What is expected:
Copy out all the entries word for word.

[Entries from a dataset of interfaces]
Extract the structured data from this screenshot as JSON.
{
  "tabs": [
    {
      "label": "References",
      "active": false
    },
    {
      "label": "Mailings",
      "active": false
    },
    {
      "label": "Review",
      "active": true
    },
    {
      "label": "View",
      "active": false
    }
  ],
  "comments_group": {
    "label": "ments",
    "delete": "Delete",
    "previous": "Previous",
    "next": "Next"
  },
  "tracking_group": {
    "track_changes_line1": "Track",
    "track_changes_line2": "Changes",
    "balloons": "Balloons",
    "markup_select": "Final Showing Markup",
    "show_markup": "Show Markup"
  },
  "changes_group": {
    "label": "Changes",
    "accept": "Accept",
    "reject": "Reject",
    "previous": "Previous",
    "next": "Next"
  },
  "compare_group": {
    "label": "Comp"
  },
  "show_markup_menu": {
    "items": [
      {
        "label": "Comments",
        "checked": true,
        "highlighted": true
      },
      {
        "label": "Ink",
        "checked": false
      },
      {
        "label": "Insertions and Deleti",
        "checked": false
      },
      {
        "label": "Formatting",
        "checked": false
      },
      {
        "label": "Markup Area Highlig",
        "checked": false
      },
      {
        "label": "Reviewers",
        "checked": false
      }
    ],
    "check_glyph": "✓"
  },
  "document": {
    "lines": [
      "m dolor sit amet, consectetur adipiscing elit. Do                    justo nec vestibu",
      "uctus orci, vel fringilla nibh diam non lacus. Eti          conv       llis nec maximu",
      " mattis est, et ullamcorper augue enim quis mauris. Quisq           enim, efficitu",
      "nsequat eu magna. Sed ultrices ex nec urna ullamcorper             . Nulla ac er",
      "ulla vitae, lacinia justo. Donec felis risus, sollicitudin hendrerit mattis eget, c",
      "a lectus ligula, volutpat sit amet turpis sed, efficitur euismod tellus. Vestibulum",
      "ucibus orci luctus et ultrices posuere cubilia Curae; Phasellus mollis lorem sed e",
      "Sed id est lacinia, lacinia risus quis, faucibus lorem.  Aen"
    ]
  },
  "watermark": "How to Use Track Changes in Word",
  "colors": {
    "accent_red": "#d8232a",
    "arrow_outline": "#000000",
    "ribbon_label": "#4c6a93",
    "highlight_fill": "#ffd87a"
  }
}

Answer box:
Extract the structured data from this screenshot as JSON.
{
  "tabs": [
    {
      "label": "References",
      "active": false
    },
    {
      "label": "Mailings",
      "active": false
    },
    {
      "label": "Review",
      "active": true
    },
    {
      "label": "View",
      "active": false
    }
  ],
  "comments_group": {
    "label": "ments",
    "delete": "Delete",
    "previous": "Previous",
    "next": "Next"
  },
  "tracking_group": {
    "track_changes_line1": "Track",
    "track_changes_line2": "Changes",
    "balloons": "Balloons",
    "markup_select": "Final Showing Markup",
    "show_markup": "Show Markup"
  },
  "changes_group": {
    "label": "Changes",
    "accept": "Accept",
    "reject": "Reject",
    "previous": "Previous",
    "next": "Next"
  },
  "compare_group": {
    "label": "Comp"
  },
  "show_markup_menu": {
    "items": [
      {
        "label": "Comments",
        "checked": true,
        "highlighted": true
      },
      {
        "label": "Ink",
        "checked": false
      },
      {
        "label": "Insertions and Deleti",
        "checked": false
      },
      {
        "label": "Formatting",
        "checked": false
      },
      {
        "label": "Markup Area Highlig",
        "checked": false
      },
      {
        "label": "Reviewers",
        "checked": false
      }
    ],
    "check_glyph": "✓"
  },
  "document": {
    "lines": [
      "m dolor sit amet, consectetur adipiscing elit. Do                    justo nec vestibu",
      "uctus orci, vel fringilla nibh diam non lacus. Eti          conv       llis nec maximu",
      " mattis est, et ullamcorper augue enim quis mauris. Quisq           enim, efficitu",
      "nsequat eu magna. Sed ultrices ex nec urna ullamcorper             . Nulla ac er",
      "ulla vitae, lacinia justo. Donec felis risus, sollicitudin hendrerit mattis eget, c",
      "a lectus ligula, volutpat sit amet turpis sed, efficitur euismod tellus. Vestibulum",
      "ucibus orci luctus et ultrices posuere cubilia Curae; Phasellus mollis lorem sed e",
      "Sed id est lacinia, lacinia risus quis, faucibus lorem.  Aen"
    ]
  },
  "watermark": "How to Use Track Changes in Word",
  "colors": {
    "accent_red": "#d8232a",
    "arrow_outline": "#000000",
    "ribbon_label": "#4c6a93",
    "highlight_fill": "#ffd87a"
  }
}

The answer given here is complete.